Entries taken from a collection
========================================

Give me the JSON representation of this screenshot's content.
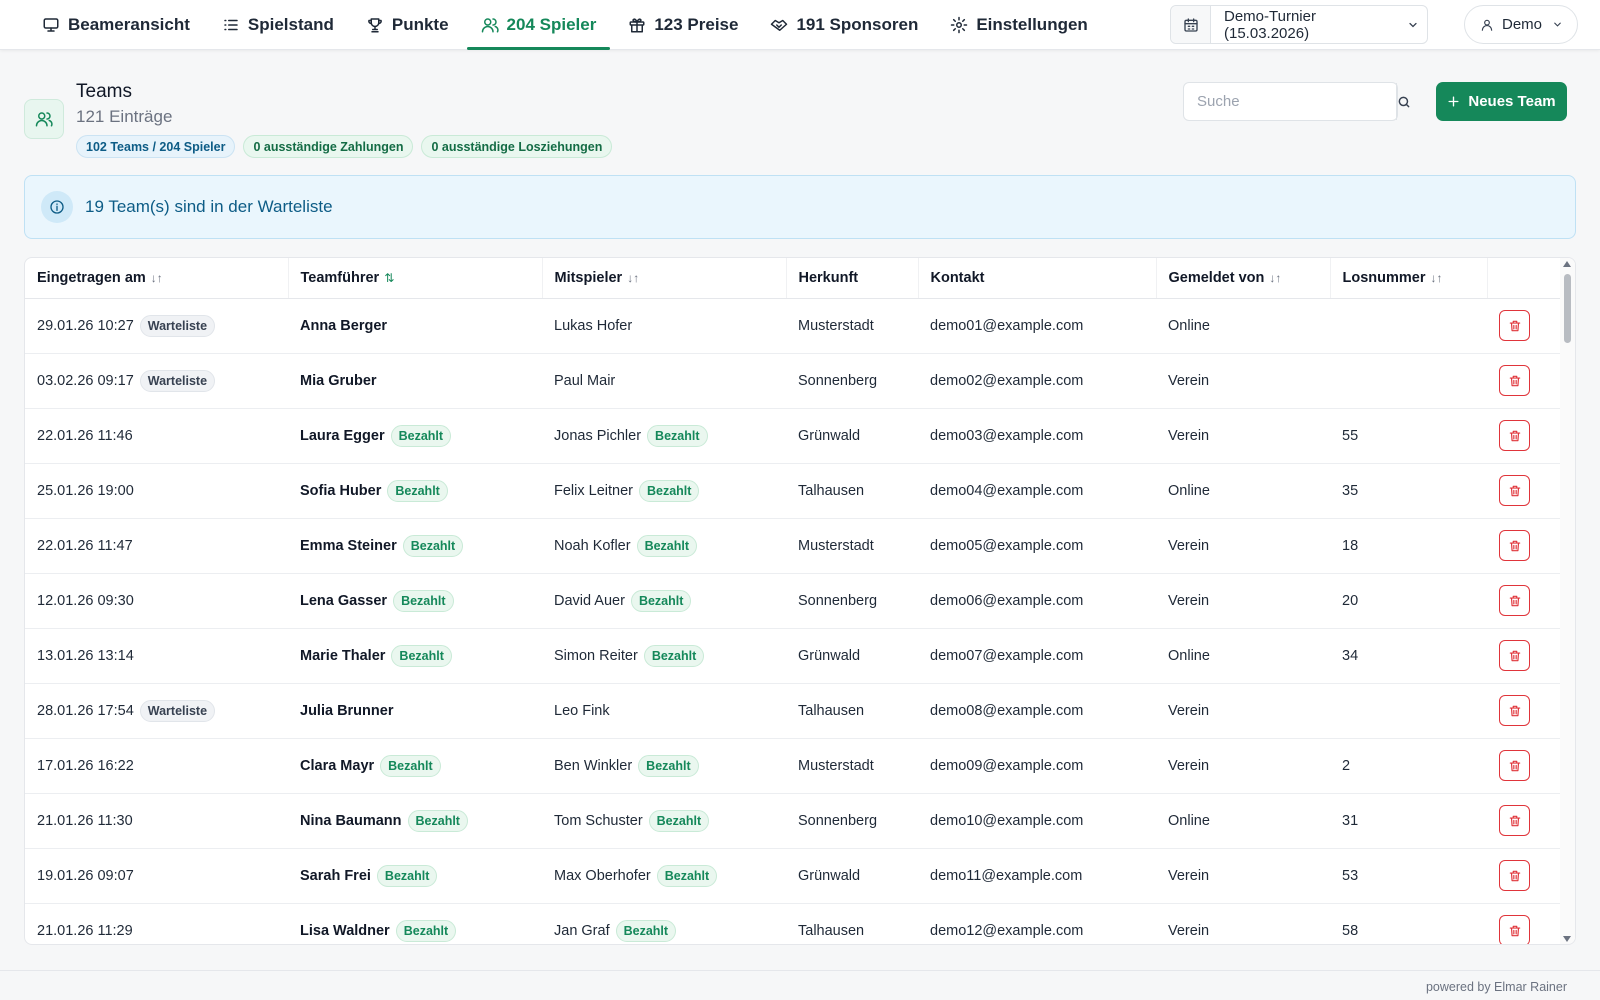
{
  "nav": {
    "items": [
      {
        "label": "Beameransicht",
        "icon": "monitor-icon"
      },
      {
        "label": "Spielstand",
        "icon": "list-icon"
      },
      {
        "label": "Punkte",
        "icon": "trophy-icon"
      },
      {
        "label": "204 Spieler",
        "icon": "users-icon",
        "active": true
      },
      {
        "label": "123 Preise",
        "icon": "gift-icon"
      },
      {
        "label": "191 Sponsoren",
        "icon": "handshake-icon"
      },
      {
        "label": "Einstellungen",
        "icon": "gear-icon"
      }
    ],
    "tournament": "Demo-Turnier (15.03.2026)",
    "user": "Demo"
  },
  "header": {
    "title": "Teams",
    "subtitle": "121 Einträge",
    "badges": [
      "102 Teams / 204 Spieler",
      "0 ausständige Zahlungen",
      "0 ausständige Losziehungen"
    ],
    "search_placeholder": "Suche",
    "new_team_label": "Neues Team"
  },
  "alert": {
    "text": "19 Team(s) sind in der Warteliste"
  },
  "table": {
    "columns": [
      "Eingetragen am",
      "Teamführer",
      "Mitspieler",
      "Herkunft",
      "Kontakt",
      "Gemeldet von",
      "Losnummer"
    ],
    "rows": [
      {
        "date": "29.01.26 10:27",
        "status": "Warteliste",
        "leader": "Anna Berger",
        "leader_tag": "",
        "mate": "Lukas Hofer",
        "mate_tag": "",
        "origin": "Musterstadt",
        "contact": "demo01@example.com",
        "via": "Online",
        "lot": ""
      },
      {
        "date": "03.02.26 09:17",
        "status": "Warteliste",
        "leader": "Mia Gruber",
        "leader_tag": "",
        "mate": "Paul Mair",
        "mate_tag": "",
        "origin": "Sonnenberg",
        "contact": "demo02@example.com",
        "via": "Verein",
        "lot": ""
      },
      {
        "date": "22.01.26 11:46",
        "status": "",
        "leader": "Laura Egger",
        "leader_tag": "Bezahlt",
        "mate": "Jonas Pichler",
        "mate_tag": "Bezahlt",
        "origin": "Grünwald",
        "contact": "demo03@example.com",
        "via": "Verein",
        "lot": "55"
      },
      {
        "date": "25.01.26 19:00",
        "status": "",
        "leader": "Sofia Huber",
        "leader_tag": "Bezahlt",
        "mate": "Felix Leitner",
        "mate_tag": "Bezahlt",
        "origin": "Talhausen",
        "contact": "demo04@example.com",
        "via": "Online",
        "lot": "35"
      },
      {
        "date": "22.01.26 11:47",
        "status": "",
        "leader": "Emma Steiner",
        "leader_tag": "Bezahlt",
        "mate": "Noah Kofler",
        "mate_tag": "Bezahlt",
        "origin": "Musterstadt",
        "contact": "demo05@example.com",
        "via": "Verein",
        "lot": "18"
      },
      {
        "date": "12.01.26 09:30",
        "status": "",
        "leader": "Lena Gasser",
        "leader_tag": "Bezahlt",
        "mate": "David Auer",
        "mate_tag": "Bezahlt",
        "origin": "Sonnenberg",
        "contact": "demo06@example.com",
        "via": "Verein",
        "lot": "20"
      },
      {
        "date": "13.01.26 13:14",
        "status": "",
        "leader": "Marie Thaler",
        "leader_tag": "Bezahlt",
        "mate": "Simon Reiter",
        "mate_tag": "Bezahlt",
        "origin": "Grünwald",
        "contact": "demo07@example.com",
        "via": "Online",
        "lot": "34"
      },
      {
        "date": "28.01.26 17:54",
        "status": "Warteliste",
        "leader": "Julia Brunner",
        "leader_tag": "",
        "mate": "Leo Fink",
        "mate_tag": "",
        "origin": "Talhausen",
        "contact": "demo08@example.com",
        "via": "Verein",
        "lot": ""
      },
      {
        "date": "17.01.26 16:22",
        "status": "",
        "leader": "Clara Mayr",
        "leader_tag": "Bezahlt",
        "mate": "Ben Winkler",
        "mate_tag": "Bezahlt",
        "origin": "Musterstadt",
        "contact": "demo09@example.com",
        "via": "Verein",
        "lot": "2"
      },
      {
        "date": "21.01.26 11:30",
        "status": "",
        "leader": "Nina Baumann",
        "leader_tag": "Bezahlt",
        "mate": "Tom Schuster",
        "mate_tag": "Bezahlt",
        "origin": "Sonnenberg",
        "contact": "demo10@example.com",
        "via": "Online",
        "lot": "31"
      },
      {
        "date": "19.01.26 09:07",
        "status": "",
        "leader": "Sarah Frei",
        "leader_tag": "Bezahlt",
        "mate": "Max Oberhofer",
        "mate_tag": "Bezahlt",
        "origin": "Grünwald",
        "contact": "demo11@example.com",
        "via": "Verein",
        "lot": "53"
      },
      {
        "date": "21.01.26 11:29",
        "status": "",
        "leader": "Lisa Waldner",
        "leader_tag": "Bezahlt",
        "mate": "Jan Graf",
        "mate_tag": "Bezahlt",
        "origin": "Talhausen",
        "contact": "demo12@example.com",
        "via": "Verein",
        "lot": "58"
      }
    ]
  },
  "footer": {
    "text": "powered by Elmar Rainer"
  },
  "colors": {
    "accent": "#15885a",
    "info": "#0d5c86",
    "danger": "#e0343a"
  }
}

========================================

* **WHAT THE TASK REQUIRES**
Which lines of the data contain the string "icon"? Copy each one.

* **TASK OUTPUT**
        "icon": "monitor-icon"
        "icon": "list-icon"
        "icon": "trophy-icon"
        "icon": "users-icon",
        "icon": "gift-icon"
        "icon": "handshake-icon"
        "icon": "gear-icon"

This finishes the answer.